They can, for instance, divide to form copies of the original structure; which then interact to induce changes in their neighbors that evolve into other new structures. The less stable structures break down over time leaving behind only the structures that are most adapted to the environment. "These complex, self-organized plasma structures exhibit all the necessary properties to qualify them as candidates for inorganic living matter", says Tsytovich, "they are autonomous, they reproduce and they evolve".

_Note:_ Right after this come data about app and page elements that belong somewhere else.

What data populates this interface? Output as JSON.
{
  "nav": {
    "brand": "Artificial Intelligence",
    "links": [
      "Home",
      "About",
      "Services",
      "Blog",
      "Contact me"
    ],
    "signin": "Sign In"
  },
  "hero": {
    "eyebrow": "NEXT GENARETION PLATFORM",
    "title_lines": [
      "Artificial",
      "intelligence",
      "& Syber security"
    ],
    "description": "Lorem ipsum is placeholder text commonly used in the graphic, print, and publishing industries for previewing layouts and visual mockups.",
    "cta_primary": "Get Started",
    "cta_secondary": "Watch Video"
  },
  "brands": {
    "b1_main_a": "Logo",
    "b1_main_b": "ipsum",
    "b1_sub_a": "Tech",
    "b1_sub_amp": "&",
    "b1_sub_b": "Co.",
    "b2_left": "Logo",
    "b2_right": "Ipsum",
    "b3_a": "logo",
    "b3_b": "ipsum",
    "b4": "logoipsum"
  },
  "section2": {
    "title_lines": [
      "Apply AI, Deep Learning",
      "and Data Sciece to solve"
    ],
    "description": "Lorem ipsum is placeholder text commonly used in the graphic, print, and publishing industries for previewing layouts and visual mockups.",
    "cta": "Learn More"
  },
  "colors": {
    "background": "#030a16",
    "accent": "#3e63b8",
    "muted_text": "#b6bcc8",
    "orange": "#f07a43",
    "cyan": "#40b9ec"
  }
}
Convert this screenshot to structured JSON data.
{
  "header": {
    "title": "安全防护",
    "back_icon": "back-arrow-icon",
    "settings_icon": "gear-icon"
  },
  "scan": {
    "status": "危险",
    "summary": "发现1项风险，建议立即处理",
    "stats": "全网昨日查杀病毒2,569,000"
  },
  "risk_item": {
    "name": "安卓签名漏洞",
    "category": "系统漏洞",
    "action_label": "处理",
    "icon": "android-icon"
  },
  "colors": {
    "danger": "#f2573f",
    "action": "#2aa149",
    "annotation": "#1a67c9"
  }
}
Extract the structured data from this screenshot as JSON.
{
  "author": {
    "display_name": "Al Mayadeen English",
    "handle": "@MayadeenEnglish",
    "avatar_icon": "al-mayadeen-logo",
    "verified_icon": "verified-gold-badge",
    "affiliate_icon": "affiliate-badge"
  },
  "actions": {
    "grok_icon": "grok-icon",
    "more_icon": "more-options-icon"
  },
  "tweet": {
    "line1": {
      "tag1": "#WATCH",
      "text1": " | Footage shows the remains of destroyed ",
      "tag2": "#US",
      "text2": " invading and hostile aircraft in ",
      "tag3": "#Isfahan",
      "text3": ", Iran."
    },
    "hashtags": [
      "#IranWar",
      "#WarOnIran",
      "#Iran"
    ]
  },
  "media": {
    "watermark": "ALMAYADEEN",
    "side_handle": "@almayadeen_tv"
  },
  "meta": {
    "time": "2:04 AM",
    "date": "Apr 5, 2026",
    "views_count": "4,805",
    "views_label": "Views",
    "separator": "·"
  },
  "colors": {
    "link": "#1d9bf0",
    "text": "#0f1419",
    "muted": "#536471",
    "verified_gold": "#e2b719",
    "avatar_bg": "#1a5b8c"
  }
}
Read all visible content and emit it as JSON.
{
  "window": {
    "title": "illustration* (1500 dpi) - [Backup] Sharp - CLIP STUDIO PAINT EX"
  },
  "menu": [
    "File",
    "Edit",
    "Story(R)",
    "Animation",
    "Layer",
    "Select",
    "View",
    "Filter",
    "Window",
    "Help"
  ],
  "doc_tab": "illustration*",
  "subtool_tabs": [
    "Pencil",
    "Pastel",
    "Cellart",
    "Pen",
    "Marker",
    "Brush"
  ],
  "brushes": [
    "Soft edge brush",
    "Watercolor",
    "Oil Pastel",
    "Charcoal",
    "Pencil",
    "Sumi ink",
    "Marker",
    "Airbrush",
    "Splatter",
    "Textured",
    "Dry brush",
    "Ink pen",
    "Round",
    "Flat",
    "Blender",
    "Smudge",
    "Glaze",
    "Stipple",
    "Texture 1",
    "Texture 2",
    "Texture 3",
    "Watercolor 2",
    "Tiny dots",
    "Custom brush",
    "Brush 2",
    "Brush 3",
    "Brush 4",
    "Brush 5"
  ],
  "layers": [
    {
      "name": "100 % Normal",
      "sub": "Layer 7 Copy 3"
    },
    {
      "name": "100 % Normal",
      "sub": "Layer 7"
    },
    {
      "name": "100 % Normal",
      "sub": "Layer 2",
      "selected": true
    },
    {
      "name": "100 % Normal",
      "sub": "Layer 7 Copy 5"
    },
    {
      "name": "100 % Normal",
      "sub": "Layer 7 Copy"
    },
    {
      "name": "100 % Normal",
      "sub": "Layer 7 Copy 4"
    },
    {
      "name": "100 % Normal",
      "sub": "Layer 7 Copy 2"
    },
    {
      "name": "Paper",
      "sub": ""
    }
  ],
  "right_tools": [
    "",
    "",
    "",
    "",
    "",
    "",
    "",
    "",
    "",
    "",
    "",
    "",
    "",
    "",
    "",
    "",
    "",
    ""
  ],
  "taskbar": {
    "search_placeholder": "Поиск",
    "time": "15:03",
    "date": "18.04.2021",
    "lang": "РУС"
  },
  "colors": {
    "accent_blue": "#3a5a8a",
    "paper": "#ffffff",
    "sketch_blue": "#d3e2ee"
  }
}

He adds that the ionized conditions needed to form these helical structures are common in outer space. If that is so, then it will mean that plasma life forms are the most common life form in the universe, given that plasma makes up more than 99% of our visible universe which is almost everywhere ionized. This is in stark contrast to carbon-based life forms, which according to the Rare Earth hypothesis proposed by Peter Ward and Donald Brownlee, would be rare in the universe due to a number of factors - including the need for an acceptable range of temperatures to survive. Complex carbon based life may be as rare as solid rocky bodies like the Earth in the universe.